The main limitation of these findings is that they are based on a selected group of participants who differ in educational level and lifestyle from older persons in the general US population. Similar studies of more diverse groups of older people are needed.
Correspondence: Neelum T. Aggarwal, MD, Rush Alzheimer's Disease Center, Rush University Medical Center, Armour Academic Center, 600 S Paulina, Suite 1038, Chicago, IL 60612 (email@example.com).
Accepted for Publication: March 8, 2006.
Author Contributions:Study concept and design: Wilson and Bennett. Acquisition of data: Aggarwal, Wilson, and Bennett. Analysis and interpretation of data: Aggarwal, Wilson, Beck, Bienias, and Bennett. Drafting of the manuscript: Aggarwal and Wilson. Critical revision of the manuscript for important intellectual content: Aggarwal, Wilson, Beck, Bienias, and Bennett. Statistical analysis: Aggarwal, Beck, and Bienias. Obtained funding: Wilson and Bennett. Administrative, technical, and material support: Wilson and Bennett. Study supervision: Aggarwal and Bennett.
Financial Disclosure: None reported.
Funding/Support: This research was supported by grants R01 AG15819 and P30 AG10161 from the National Institute on Aging.

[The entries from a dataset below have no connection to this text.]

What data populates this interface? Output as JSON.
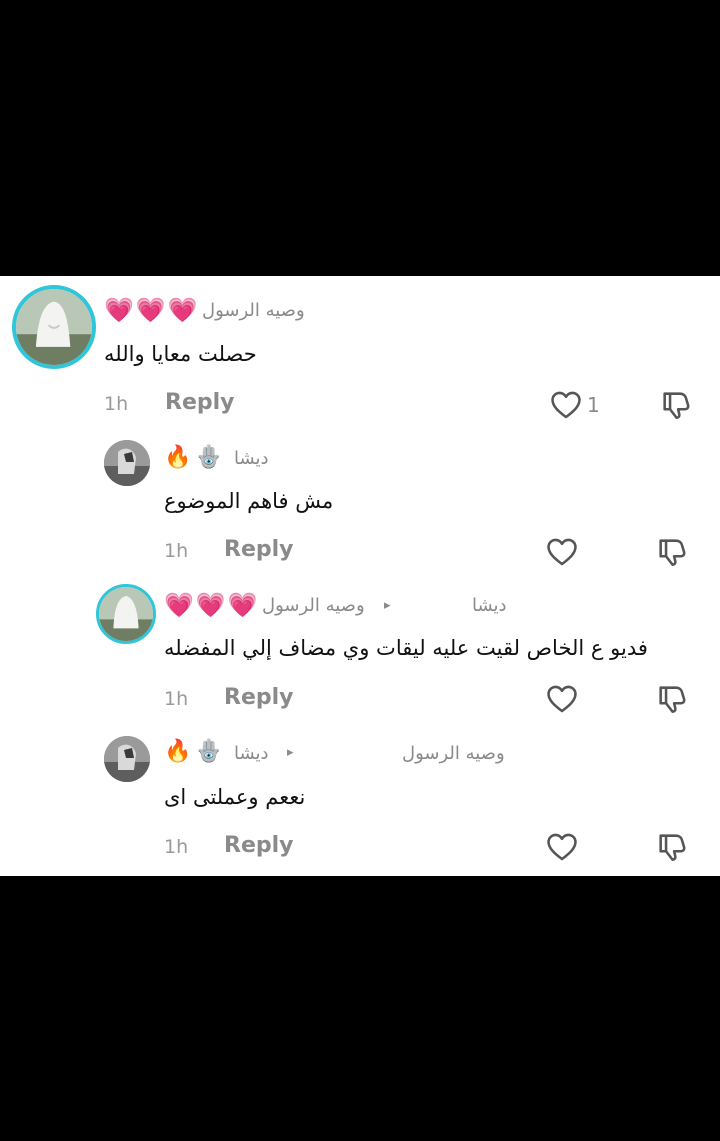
{
  "comments": [
    {
      "username": "وصيه الرسول",
      "emoji": [
        "💗",
        "💗",
        "💗"
      ],
      "text": "حصلت معايا والله",
      "time": "1h",
      "reply_label": "Reply",
      "likes": "1"
    },
    {
      "username": "ديشا",
      "emoji": [
        "🪬",
        "🔥"
      ],
      "text": "مش فاهم الموضوع",
      "time": "1h",
      "reply_label": "Reply"
    },
    {
      "username": "وصيه الرسول",
      "emoji": [
        "💗",
        "💗",
        "💗"
      ],
      "reply_to": "ديشا",
      "text": "فديو ع الخاص لقيت عليه ليقات وي مضاف إلي المفضله",
      "time": "1h",
      "reply_label": "Reply"
    },
    {
      "username": "ديشا",
      "emoji": [
        "🪬",
        "🔥"
      ],
      "reply_to": "وصيه الرسول",
      "text": "نععم وعملتى اى",
      "time": "1h",
      "reply_label": "Reply"
    }
  ],
  "colors": {
    "avatar_ring": "#2ec6d8",
    "secondary_text": "#8a8a8a",
    "primary_text": "#111111"
  },
  "icons": {
    "like": "heart-outline-icon",
    "dislike": "thumbs-down-outline-icon",
    "reply_arrow": "triangle-right-icon"
  }
}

Acknowledgment: We thank the hundreds of nuns, priests, and brothers from the following groups participating in the Religious Orders Study: archdiocesan priests: Chicago, Dubuque, Iowa, and Milwaukee, Wis; Benedictine Monks: Lisle, Ill, and Collegeville, Minn; Benedictine Sisters: Erie, Pa; Benedictine Sisters of the Sacred Heart: Lisle; Capuchins: Appleton, Wis; Christian Brothers: Chicago and Memphis, Tenn; diocesan priests: Gary, Ind; Dominicans: River Forest, Ill; Felician Sisters: Chicago; Franciscan Handmaids of Mary: New York, NY; Franciscans: Chicago; Holy Spirit Missionary Sisters: Techny, Ill; Maryknolls: Los Altos, Calif, and Maryknoll, NY; Norbertines: De Pere, Wis; Oblate Sisters of Providence: Baltimore, Md; Passionists: Chicago; Presentation Sisters, BVM: Dubuque; Servites: Chicago; Sinisinawa Dominican Sisters: Chicago and Sinsinawa, Wis; Sisters of Charity, BVM: Chicago and Dubuque; Sisters of the Holy Family: New Orleans, La; Sisters of the Holy Family of Nazareth: Des Plaines, Ill; Sisters of Mercy of the Americans: Chicago, Aurora, Ill, and Erie, Pa; Sisters of St Benedict: St Cloud, Minn; and St Joseph, Minn; Sisters of St Casimir: Chicago; Sisters of St Francis of Mary Immaculate: Joliet, Ill; Sisters of St Joseph of LaGrange: LaGrange Park, Ill; Society of Divine Word: Techny; Trappists: Gethsemane, Ky, and Peosta, Iowa; and Wheaton Franciscan Sisters: Wheaton, Ill. We also thank Julie Bach, MSW, Tracy Colvin, MPH, and George Hoganson, MS, for coordinating the Religious Orders Study; George Dombrowski, MS, and Greg Klein, BS, for data management; and Valerie J. Young for preparing the manuscript.